**What is required:**
Please give the number of lines in the records below where the word "juez" occurs, and nothing else.

**Study material:**

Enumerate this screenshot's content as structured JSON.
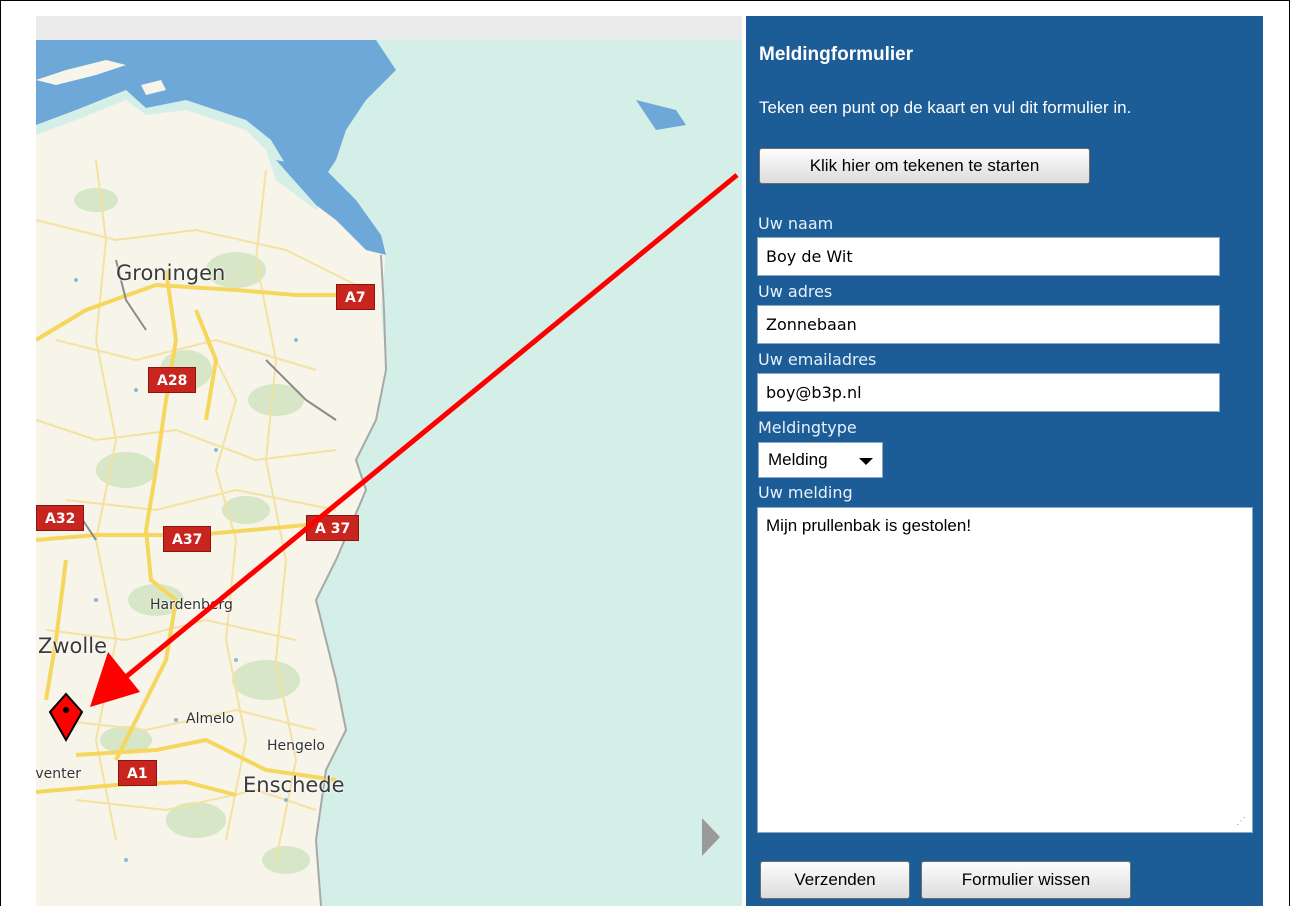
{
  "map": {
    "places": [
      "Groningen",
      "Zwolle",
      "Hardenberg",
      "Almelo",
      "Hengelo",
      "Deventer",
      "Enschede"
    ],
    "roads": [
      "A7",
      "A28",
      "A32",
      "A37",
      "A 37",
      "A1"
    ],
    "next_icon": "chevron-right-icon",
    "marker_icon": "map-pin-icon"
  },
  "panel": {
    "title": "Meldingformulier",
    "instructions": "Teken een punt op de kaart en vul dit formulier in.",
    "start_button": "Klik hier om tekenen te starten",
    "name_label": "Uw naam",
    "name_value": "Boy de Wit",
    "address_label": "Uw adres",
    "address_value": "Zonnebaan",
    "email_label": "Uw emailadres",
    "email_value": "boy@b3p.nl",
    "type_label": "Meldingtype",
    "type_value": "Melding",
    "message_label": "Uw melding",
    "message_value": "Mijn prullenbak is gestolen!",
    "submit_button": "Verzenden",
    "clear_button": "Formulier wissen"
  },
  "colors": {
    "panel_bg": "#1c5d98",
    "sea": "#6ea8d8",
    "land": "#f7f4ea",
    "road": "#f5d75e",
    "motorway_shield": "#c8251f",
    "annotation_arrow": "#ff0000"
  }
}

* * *

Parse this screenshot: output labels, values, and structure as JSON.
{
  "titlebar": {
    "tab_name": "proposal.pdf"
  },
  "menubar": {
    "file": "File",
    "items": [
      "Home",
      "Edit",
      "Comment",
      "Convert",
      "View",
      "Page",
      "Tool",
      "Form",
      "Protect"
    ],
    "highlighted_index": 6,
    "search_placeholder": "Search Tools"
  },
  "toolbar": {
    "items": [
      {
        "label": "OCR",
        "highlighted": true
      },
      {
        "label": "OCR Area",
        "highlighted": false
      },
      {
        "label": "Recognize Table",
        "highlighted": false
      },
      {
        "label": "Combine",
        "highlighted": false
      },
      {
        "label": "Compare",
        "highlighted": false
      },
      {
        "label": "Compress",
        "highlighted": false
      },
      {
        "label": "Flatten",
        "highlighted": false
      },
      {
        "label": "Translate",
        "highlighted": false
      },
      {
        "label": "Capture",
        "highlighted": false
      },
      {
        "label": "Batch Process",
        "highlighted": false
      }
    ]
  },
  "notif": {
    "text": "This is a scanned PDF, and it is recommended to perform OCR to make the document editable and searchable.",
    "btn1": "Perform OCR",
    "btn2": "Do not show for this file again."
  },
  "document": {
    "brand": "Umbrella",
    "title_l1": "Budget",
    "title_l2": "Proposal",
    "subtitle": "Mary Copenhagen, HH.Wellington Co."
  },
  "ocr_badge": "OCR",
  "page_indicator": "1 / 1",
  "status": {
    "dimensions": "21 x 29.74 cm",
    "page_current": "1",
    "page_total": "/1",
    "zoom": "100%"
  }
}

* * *

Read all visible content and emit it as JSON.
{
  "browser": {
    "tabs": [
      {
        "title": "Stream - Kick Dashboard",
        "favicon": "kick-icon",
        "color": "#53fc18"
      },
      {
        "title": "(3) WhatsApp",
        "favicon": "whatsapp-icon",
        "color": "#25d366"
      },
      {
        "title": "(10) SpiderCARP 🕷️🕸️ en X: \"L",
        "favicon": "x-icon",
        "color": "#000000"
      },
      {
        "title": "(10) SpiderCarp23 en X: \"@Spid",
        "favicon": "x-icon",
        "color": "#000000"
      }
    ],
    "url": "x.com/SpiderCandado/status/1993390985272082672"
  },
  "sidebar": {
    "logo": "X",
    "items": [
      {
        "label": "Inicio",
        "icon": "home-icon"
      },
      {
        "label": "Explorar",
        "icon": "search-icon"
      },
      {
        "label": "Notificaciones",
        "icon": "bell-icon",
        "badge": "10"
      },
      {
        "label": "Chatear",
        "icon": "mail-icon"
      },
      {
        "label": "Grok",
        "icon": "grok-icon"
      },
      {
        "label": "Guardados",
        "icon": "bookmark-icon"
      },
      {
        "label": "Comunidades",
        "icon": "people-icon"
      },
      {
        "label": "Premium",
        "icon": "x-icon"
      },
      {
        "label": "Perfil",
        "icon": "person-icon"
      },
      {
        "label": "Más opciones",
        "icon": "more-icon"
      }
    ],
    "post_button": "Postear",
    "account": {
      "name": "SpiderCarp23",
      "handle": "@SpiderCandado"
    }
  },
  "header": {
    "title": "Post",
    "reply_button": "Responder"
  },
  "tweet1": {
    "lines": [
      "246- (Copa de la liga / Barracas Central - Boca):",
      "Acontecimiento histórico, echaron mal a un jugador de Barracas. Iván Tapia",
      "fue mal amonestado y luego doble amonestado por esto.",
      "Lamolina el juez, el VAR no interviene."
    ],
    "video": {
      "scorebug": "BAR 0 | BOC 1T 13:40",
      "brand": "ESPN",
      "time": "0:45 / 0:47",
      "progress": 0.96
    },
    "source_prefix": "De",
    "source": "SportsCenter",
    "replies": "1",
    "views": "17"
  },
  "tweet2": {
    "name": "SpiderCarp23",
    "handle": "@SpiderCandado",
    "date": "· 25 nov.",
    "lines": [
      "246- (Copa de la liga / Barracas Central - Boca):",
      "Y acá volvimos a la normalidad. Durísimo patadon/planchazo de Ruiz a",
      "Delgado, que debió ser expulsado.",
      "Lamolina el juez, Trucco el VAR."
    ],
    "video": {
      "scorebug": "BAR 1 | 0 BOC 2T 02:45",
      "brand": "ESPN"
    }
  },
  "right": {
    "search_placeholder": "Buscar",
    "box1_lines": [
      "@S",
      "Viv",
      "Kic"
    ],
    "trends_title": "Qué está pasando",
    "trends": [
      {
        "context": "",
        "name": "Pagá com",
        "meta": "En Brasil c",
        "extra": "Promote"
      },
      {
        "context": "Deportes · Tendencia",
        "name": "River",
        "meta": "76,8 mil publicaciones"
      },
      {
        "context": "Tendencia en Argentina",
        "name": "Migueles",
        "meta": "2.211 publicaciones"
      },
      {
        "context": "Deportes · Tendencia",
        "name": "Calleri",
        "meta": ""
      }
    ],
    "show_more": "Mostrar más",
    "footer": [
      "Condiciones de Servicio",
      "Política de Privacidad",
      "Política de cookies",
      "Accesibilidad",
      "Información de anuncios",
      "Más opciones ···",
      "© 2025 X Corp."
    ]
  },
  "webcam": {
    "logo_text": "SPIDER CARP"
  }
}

**Answer to this task:**
2